undesired value? Inspect the port and path costs with each port active as root.
An Intelligent Electronic Device (IED) or
controller does not work with the device.
Certain low CPU bandwidth controllers have been found to behave less than perfectly when
they receive unexpected traffic. Try disabling STP for the port.
If the controller fails around the time of a link outage, there is the remote possibility that
frame disordering or duplication may be the cause of the problem. Try setting the root port of
the failing controller’s bridge to STP.
Polls to other devices are occassionally lost.
Review the network statistics to determine whether the root bridge is receiving Topology
Change Notifications (TCNs) around the time of observed frame loss. It may be possible
there are problems with intermittent links in the network.
The root is receiving a number of TCNs.
Where are they coming from?
Examine the RSTP port statistics to determine the port from which the TCNs are arriving.
Sign-on to the switch at the other end of the link attached to that port. Repeat this step until
the switch generating the TCNs is found (i.e. the switch that is itself not receiving a large
number of TCNs). Determine the problem at that switch.
Section 6.4
VLANs
The following describes common problems related to the VLANs.
VLANs
209
Chapter 6
RUGGEDCOM ROS
Troubleshooting
User Guide
Problem
Solution
VLANs are not needed on the network. Can
they be turned off?
Yes. Simply leave all ports set to type edge and leave the native VLAN set to 1. This is the
default configuration for the switch.
Two VLANs were created and a number of
ports were made members of them. Now
some of the devices in one VLAN need
to send messages to devices in the other
VLAN.
If the devices need to communicate at the physical address layer, they must be members of
the same VLAN. If they can communicate in a Layer 3 fashion (i.e. using a protocol such as
IP or IPX), use a router. The router will treat each VLAN as a separate interface, which will
have its own associated IP address space.
On a network of 30 switches, management
traffic needs to be restricted to a separate
domain. What is the best method for doing
this while staying in contact with these
switches?
At the switch where the management station is located, configure a port to use the new
management VLAN as its native VLAN. Configure a host computer to act as a temporary
management station.
At each switch, configure the management VLAN to the new value. Contact with each
individual switch will be lost immediately as they are being configured, but it should be
possible re-establish communication from the temporary management station.

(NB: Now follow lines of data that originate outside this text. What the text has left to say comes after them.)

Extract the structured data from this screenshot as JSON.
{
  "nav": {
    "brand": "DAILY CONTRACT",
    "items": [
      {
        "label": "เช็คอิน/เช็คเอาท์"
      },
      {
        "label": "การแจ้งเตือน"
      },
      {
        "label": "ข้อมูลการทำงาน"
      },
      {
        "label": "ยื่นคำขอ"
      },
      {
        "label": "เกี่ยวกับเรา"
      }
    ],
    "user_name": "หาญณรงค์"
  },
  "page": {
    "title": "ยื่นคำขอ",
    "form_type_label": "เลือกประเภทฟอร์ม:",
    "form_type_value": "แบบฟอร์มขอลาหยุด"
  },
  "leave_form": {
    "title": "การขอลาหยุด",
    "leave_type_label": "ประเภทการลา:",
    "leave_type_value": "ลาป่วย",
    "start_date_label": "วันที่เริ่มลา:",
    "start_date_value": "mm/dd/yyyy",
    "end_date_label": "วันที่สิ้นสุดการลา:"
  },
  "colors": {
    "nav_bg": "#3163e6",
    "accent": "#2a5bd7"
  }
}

After all
switches have been taken to the new management VLAN, configure the ports of all attached
management devices to use the new VLAN.
NOTE
Establishing a management domain is often accompanied with the
establishment of an IP subnet specifically for the managed devices.
210
VLANs